By Sarah Nicastro, publisher/editor in chief, Field Technologies
My husband and I (along with our two babies under two!) moved recently. I had an experience with our home security and automation provider that got me thinking about the times that great field service just doesn’t matter. Here’s what happened:
When I called to set up our transfer of service from one address to the other, I spoke with a very friendly, capable representative about what our options were. She reviewed everything with me, and I told her I needed to talk some of those options over with my husband to determine any changes to our service before she set our appointment/created the work order. She told me she’d email me a summary of our call, and that I could reply to her email the next day with how we wanted to proceed. I did so, and no response. Tried again the next day, and no response. The third day, I called and asked to talk with her, was told that wasn’t an option, and assisted by a new rep. So there I was, starting a 45 minute phone conversation from scratch. In today’s technology age, it is confusing and frustrating to me — and any customer — why this would happen. There are simply too many ways to capture data for a customer to have to waste time on duplicate interactions like this.
Fast forward to our field service interaction, and it was great. The technician was prompt, well informed, friendly, and competent. But in reality, it didn’t matter much — because my frustration had already occurred; my negative perception had already been created. Even a great field service interaction wasn’t going to undo that entirely.
So what is the lesson here? I think there are a few.
Customer Experience Is Collective
First, it’s important to remember that customer experience is a collective concept, and therefore, the various customer-facing functions of your company can’t operate in a silo. It doesn’t make sense to put time and money in on the field service side to ensure a great customer experience if another division of your company is falling short in that area. If customer experience is a key objective for the company (and it should be), it needs to be addressed in every area of the business. What are your customer service goals? How are you communicating them to your employees? What measures are in place to track improvement? How is this consistent from department to department?
Customer Interactions Should Be Seamless
With the technologies that are available today, the experience of having a 45 minute conversation that is just lost in the abyss should not happen. A customer wants to be able to pick up where they left off, and that isn’t just true for phone calls. How are you collecting, storing, processing, and using customer data? If I email, fill out a form, or call, I want that data to be accessible for my next interaction. Whatever my method of communication is, I don’t want to have to repeat myself or start over. Data needs to be captured, stored, and accessible to enable a seamless customer experience.
Communication Is Critical
Communication between business functions is critical. Communicating to your employees the type of customer experience you want them to provide is critical. Easy and timely communication with your customers is critical.

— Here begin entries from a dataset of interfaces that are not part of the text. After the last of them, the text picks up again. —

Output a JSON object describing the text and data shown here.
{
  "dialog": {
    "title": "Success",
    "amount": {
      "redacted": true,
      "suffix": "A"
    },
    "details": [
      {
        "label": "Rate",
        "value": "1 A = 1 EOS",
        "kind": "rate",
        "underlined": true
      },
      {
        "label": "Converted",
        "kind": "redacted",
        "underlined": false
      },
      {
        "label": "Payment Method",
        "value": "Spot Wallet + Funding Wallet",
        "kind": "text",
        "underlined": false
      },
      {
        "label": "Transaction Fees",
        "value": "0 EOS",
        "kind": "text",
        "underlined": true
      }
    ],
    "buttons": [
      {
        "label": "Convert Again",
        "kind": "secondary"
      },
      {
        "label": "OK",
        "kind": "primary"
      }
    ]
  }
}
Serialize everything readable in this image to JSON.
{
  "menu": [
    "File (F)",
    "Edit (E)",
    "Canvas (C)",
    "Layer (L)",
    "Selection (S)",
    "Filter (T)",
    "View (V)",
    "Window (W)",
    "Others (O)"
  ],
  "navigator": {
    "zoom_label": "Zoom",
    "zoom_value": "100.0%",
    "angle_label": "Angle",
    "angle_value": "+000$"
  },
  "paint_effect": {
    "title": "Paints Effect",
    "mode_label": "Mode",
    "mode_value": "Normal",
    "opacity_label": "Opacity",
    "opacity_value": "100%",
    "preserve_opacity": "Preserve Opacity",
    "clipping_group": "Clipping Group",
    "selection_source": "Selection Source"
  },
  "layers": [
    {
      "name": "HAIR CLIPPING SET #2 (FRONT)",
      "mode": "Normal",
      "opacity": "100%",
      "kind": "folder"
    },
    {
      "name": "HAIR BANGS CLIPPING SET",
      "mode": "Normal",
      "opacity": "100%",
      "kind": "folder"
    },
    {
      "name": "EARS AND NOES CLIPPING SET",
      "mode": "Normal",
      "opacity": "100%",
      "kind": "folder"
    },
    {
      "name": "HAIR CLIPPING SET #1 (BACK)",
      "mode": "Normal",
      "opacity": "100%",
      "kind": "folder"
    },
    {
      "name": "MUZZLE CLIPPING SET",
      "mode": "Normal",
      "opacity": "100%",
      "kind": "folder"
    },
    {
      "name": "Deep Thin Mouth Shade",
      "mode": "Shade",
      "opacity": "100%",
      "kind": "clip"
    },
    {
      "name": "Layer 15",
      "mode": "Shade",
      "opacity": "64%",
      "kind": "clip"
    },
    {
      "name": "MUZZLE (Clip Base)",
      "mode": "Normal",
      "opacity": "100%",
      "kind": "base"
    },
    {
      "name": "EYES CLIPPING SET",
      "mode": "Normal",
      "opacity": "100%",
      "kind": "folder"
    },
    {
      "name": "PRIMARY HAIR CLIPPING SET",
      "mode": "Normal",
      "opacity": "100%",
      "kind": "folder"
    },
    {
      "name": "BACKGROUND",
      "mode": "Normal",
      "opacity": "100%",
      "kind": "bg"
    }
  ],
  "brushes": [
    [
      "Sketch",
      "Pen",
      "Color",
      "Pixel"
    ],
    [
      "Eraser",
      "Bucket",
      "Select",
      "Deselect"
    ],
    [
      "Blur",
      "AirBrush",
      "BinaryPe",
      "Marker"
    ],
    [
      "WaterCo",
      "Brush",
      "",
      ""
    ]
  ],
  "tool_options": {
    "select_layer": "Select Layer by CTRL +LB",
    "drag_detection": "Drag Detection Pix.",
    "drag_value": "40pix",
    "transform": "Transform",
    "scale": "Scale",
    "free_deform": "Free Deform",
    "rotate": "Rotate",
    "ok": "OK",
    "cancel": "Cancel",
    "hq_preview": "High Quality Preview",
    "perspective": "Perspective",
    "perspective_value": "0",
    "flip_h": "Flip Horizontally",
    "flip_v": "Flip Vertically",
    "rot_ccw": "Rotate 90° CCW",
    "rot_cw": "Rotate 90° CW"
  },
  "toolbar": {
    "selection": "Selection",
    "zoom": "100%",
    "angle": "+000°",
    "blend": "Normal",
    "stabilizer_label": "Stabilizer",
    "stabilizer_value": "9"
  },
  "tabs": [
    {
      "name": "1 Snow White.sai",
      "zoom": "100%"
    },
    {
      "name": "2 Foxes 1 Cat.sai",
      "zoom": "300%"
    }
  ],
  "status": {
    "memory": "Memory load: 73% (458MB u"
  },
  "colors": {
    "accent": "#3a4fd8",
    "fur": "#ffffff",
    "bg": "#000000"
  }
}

To summarize, enabling and incentivizing your field technicians to provide a great customer experience is crucial to success in today’s service landscape. But relying on them to carry the weight of customer experience for the whole company just isn’t reasonable — and ensuring a seamless experience for your customer base needs to be a cornerstone of your strategy.